> **INPUT DATA**
*** Block opens ***
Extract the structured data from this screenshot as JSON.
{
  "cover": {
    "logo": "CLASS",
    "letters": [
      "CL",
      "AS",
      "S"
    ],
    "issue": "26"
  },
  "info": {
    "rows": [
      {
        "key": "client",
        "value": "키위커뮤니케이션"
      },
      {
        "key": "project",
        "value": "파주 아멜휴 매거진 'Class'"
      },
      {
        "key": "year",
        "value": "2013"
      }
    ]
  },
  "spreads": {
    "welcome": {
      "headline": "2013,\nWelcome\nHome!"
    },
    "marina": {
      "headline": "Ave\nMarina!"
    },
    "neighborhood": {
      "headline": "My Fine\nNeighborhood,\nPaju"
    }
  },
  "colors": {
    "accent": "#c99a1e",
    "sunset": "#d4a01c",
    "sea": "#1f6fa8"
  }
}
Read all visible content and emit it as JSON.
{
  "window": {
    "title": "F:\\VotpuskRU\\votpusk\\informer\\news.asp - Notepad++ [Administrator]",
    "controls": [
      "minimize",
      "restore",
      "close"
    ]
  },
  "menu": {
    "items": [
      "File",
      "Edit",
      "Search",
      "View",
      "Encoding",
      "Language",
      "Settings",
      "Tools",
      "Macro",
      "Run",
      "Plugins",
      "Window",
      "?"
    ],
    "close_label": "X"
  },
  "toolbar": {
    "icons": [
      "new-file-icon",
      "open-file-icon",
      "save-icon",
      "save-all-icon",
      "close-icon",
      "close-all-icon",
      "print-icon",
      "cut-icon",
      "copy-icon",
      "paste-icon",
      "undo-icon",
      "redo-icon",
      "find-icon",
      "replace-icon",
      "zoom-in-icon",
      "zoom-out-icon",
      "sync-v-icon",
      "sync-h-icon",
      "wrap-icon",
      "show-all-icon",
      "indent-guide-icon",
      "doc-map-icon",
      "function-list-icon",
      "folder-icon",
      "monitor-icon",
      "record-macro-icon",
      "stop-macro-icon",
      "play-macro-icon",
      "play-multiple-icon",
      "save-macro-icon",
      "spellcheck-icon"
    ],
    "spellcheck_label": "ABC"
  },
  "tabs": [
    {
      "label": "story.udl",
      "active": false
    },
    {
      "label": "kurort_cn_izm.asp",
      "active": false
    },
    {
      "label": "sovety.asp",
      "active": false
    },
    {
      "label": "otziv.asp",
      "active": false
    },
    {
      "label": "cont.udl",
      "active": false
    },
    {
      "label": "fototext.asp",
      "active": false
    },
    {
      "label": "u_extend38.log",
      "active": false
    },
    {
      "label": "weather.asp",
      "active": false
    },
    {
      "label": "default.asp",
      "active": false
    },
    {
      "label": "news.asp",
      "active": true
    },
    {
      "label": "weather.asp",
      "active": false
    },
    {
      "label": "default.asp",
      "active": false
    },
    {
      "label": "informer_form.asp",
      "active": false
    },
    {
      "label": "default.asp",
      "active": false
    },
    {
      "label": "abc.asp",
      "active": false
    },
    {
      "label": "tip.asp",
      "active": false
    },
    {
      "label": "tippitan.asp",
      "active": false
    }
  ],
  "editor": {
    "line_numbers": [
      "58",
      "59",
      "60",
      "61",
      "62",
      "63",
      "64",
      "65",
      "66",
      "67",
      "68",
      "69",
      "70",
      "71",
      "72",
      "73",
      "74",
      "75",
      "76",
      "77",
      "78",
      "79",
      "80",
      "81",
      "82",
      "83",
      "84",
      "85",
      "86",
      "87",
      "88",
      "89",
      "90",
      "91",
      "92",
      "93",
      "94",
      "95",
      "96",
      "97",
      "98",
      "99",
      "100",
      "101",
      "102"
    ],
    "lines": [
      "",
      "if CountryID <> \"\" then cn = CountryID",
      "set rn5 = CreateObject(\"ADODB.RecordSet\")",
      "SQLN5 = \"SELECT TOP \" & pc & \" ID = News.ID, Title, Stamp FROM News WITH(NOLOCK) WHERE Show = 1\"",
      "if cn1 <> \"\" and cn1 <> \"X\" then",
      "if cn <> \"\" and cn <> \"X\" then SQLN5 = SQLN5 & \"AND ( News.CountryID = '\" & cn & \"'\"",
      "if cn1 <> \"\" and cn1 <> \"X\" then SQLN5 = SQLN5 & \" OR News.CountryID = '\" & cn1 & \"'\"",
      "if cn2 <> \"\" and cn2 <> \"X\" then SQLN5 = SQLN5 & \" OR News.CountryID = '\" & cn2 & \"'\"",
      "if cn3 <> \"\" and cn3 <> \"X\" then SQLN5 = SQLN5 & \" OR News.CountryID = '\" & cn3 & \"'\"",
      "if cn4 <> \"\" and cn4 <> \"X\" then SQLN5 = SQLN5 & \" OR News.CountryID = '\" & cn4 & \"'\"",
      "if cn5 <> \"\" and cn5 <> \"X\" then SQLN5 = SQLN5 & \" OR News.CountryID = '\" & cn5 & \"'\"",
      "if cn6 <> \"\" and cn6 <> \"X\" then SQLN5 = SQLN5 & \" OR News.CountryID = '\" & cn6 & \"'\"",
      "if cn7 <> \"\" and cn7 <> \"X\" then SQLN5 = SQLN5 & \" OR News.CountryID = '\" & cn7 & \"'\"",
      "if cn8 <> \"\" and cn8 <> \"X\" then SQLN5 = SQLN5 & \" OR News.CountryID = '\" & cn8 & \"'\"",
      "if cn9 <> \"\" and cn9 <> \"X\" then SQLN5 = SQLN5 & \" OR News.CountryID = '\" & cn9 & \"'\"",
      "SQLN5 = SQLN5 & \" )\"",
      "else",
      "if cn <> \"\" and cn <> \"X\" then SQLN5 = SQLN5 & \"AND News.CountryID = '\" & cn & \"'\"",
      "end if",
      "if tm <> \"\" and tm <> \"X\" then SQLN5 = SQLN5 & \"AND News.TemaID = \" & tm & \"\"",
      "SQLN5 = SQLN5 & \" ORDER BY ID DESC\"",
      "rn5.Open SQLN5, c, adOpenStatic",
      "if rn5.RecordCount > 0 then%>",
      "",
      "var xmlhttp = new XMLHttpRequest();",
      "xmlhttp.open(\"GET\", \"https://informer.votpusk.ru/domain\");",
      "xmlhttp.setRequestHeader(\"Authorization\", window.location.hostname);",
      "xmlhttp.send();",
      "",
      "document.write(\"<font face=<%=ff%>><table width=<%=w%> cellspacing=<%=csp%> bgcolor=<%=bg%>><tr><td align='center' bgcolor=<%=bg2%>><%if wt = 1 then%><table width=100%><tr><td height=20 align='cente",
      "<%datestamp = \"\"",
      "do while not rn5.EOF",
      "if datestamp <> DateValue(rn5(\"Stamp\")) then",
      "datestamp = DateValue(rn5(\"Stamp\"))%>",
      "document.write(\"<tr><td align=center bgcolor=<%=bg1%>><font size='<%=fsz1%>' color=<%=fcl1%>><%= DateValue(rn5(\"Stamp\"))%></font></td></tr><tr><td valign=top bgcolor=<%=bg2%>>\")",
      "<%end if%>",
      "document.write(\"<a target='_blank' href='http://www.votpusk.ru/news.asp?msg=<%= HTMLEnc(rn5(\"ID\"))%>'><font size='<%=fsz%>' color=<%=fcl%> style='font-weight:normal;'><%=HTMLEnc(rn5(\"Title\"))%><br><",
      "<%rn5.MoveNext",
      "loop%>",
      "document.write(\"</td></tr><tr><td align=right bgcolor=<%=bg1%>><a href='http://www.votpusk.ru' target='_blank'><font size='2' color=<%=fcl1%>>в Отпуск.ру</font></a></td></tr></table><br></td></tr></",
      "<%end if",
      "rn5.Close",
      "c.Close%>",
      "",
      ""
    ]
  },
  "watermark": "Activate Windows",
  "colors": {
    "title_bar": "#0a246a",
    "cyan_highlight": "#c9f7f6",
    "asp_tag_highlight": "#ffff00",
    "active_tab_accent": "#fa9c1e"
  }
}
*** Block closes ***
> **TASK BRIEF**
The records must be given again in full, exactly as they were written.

> **ANSWER FOR THIS EXERCISE**
Extract the structured data from this screenshot as JSON.
{
  "cover": {
    "logo": "CLASS",
    "letters": [
      "CL",
      "AS",
      "S"
    ],
    "issue": "26"
  },
  "info": {
    "rows": [
      {
        "key": "client",
        "value": "키위커뮤니케이션"
      },
      {
        "key": "project",
        "value": "파주 아멜휴 매거진 'Class'"
      },
      {
        "key": "year",
        "value": "2013"
      }
    ]
  },
  "spreads": {
    "welcome": {
      "headline": "2013,\nWelcome\nHome!"
    },
    "marina": {
      "headline": "Ave\nMarina!"
    },
    "neighborhood": {
      "headline": "My Fine\nNeighborhood,\nPaju"
    }
  },
  "colors": {
    "accent": "#c99a1e",
    "sunset": "#d4a01c",
    "sea": "#1f6fa8"
  }
}
Read all visible content and emit it as JSON.
{
  "window": {
    "title": "F:\\VotpuskRU\\votpusk\\informer\\news.asp - Notepad++ [Administrator]",
    "controls": [
      "minimize",
      "restore",
      "close"
    ]
  },
  "menu": {
    "items": [
      "File",
      "Edit",
      "Search",
      "View",
      "Encoding",
      "Language",
      "Settings",
      "Tools",
      "Macro",
      "Run",
      "Plugins",
      "Window",
      "?"
    ],
    "close_label": "X"
  },
  "toolbar": {
    "icons": [
      "new-file-icon",
      "open-file-icon",
      "save-icon",
      "save-all-icon",
      "close-icon",
      "close-all-icon",
      "print-icon",
      "cut-icon",
      "copy-icon",
      "paste-icon",
      "undo-icon",
      "redo-icon",
      "find-icon",
      "replace-icon",
      "zoom-in-icon",
      "zoom-out-icon",
      "sync-v-icon",
      "sync-h-icon",
      "wrap-icon",
      "show-all-icon",
      "indent-guide-icon",
      "doc-map-icon",
      "function-list-icon",
      "folder-icon",
      "monitor-icon",
      "record-macro-icon",
      "stop-macro-icon",
      "play-macro-icon",
      "play-multiple-icon",
      "save-macro-icon",
      "spellcheck-icon"
    ],
    "spellcheck_label": "ABC"
  },
  "tabs": [
    {
      "label": "story.udl",
      "active": false
    },
    {
      "label": "kurort_cn_izm.asp",
      "active": false
    },
    {
      "label": "sovety.asp",
      "active": false
    },
    {
      "label": "otziv.asp",
      "active": false
    },
    {
      "label": "cont.udl",
      "active": false
    },
    {
      "label": "fototext.asp",
      "active": false
    },
    {
      "label": "u_extend38.log",
      "active": false
    },
    {
      "label": "weather.asp",
      "active": false
    },
    {
      "label": "default.asp",
      "active": false
    },
    {
      "label": "news.asp",
      "active": true
    },
    {
      "label": "weather.asp",
      "active": false
    },
    {
      "label": "default.asp",
      "active": false
    },
    {
      "label": "informer_form.asp",
      "active": false
    },
    {
      "label": "default.asp",
      "active": false
    },
    {
      "label": "abc.asp",
      "active": false
    },
    {
      "label": "tip.asp",
      "active": false
    },
    {
      "label": "tippitan.asp",
      "active": false
    }
  ],
  "editor": {
    "line_numbers": [
      "58",
      "59",
      "60",
      "61",
      "62",
      "63",
      "64",
      "65",
      "66",
      "67",
      "68",
      "69",
      "70",
      "71",
      "72",
      "73",
      "74",
      "75",
      "76",
      "77",
      "78",
      "79",
      "80",
      "81",
      "82",
      "83",
      "84",
      "85",
      "86",
      "87",
      "88",
      "89",
      "90",
      "91",
      "92",
      "93",
      "94",
      "95",
      "96",
      "97",
      "98",
      "99",
      "100",
      "101",
      "102"
    ],
    "lines": [
      "",
      "if CountryID <> \"\" then cn = CountryID",
      "set rn5 = CreateObject(\"ADODB.RecordSet\")",
      "SQLN5 = \"SELECT TOP \" & pc & \" ID = News.ID, Title, Stamp FROM News WITH(NOLOCK) WHERE Show = 1\"",
      "if cn1 <> \"\" and cn1 <> \"X\" then",
      "if cn <> \"\" and cn <> \"X\" then SQLN5 = SQLN5 & \"AND ( News.CountryID = '\" & cn & \"'\"",
      "if cn1 <> \"\" and cn1 <> \"X\" then SQLN5 = SQLN5 & \" OR News.CountryID = '\" & cn1 & \"'\"",
      "if cn2 <> \"\" and cn2 <> \"X\" then SQLN5 = SQLN5 & \" OR News.CountryID = '\" & cn2 & \"'\"",
      "if cn3 <> \"\" and cn3 <> \"X\" then SQLN5 = SQLN5 & \" OR News.CountryID = '\" & cn3 & \"'\"",
      "if cn4 <> \"\" and cn4 <> \"X\" then SQLN5 = SQLN5 & \" OR News.CountryID = '\" & cn4 & \"'\"",
      "if cn5 <> \"\" and cn5 <> \"X\" then SQLN5 = SQLN5 & \" OR News.CountryID = '\" & cn5 & \"'\"",
      "if cn6 <> \"\" and cn6 <> \"X\" then SQLN5 = SQLN5 & \" OR News.CountryID = '\" & cn6 & \"'\"",
      "if cn7 <> \"\" and cn7 <> \"X\" then SQLN5 = SQLN5 & \" OR News.CountryID = '\" & cn7 & \"'\"",
      "if cn8 <> \"\" and cn8 <> \"X\" then SQLN5 = SQLN5 & \" OR News.CountryID = '\" & cn8 & \"'\"",
      "if cn9 <> \"\" and cn9 <> \"X\" then SQLN5 = SQLN5 & \" OR News.CountryID = '\" & cn9 & \"'\"",
      "SQLN5 = SQLN5 & \" )\"",
      "else",
      "if cn <> \"\" and cn <> \"X\" then SQLN5 = SQLN5 & \"AND News.CountryID = '\" & cn & \"'\"",
      "end if",
      "if tm <> \"\" and tm <> \"X\" then SQLN5 = SQLN5 & \"AND News.TemaID = \" & tm & \"\"",
      "SQLN5 = SQLN5 & \" ORDER BY ID DESC\"",
      "rn5.Open SQLN5, c, adOpenStatic",
      "if rn5.RecordCount > 0 then%>",
      "",
      "var xmlhttp = new XMLHttpRequest();",
      "xmlhttp.open(\"GET\", \"https://informer.votpusk.ru/domain\");",
      "xmlhttp.setRequestHeader(\"Authorization\", window.location.hostname);",
      "xmlhttp.send();",
      "",
      "document.write(\"<font face=<%=ff%>><table width=<%=w%> cellspacing=<%=csp%> bgcolor=<%=bg%>><tr><td align='center' bgcolor=<%=bg2%>><%if wt = 1 then%><table width=100%><tr><td height=20 align='cente",
      "<%datestamp = \"\"",
      "do while not rn5.EOF",
      "if datestamp <> DateValue(rn5(\"Stamp\")) then",
      "datestamp = DateValue(rn5(\"Stamp\"))%>",
      "document.write(\"<tr><td align=center bgcolor=<%=bg1%>><font size='<%=fsz1%>' color=<%=fcl1%>><%= DateValue(rn5(\"Stamp\"))%></font></td></tr><tr><td valign=top bgcolor=<%=bg2%>>\")",
      "<%end if%>",
      "document.write(\"<a target='_blank' href='http://www.votpusk.ru/news.asp?msg=<%= HTMLEnc(rn5(\"ID\"))%>'><font size='<%=fsz%>' color=<%=fcl%> style='font-weight:normal;'><%=HTMLEnc(rn5(\"Title\"))%><br><",
      "<%rn5.MoveNext",
      "loop%>",
      "document.write(\"</td></tr><tr><td align=right bgcolor=<%=bg1%>><a href='http://www.votpusk.ru' target='_blank'><font size='2' color=<%=fcl1%>>в Отпуск.ру</font></a></td></tr></table><br></td></tr></",
      "<%end if",
      "rn5.Close",
      "c.Close%>",
      "",
      ""
    ]
  },
  "watermark": "Activate Windows",
  "colors": {
    "title_bar": "#0a246a",
    "cyan_highlight": "#c9f7f6",
    "asp_tag_highlight": "#ffff00",
    "active_tab_accent": "#fa9c1e"
  }
}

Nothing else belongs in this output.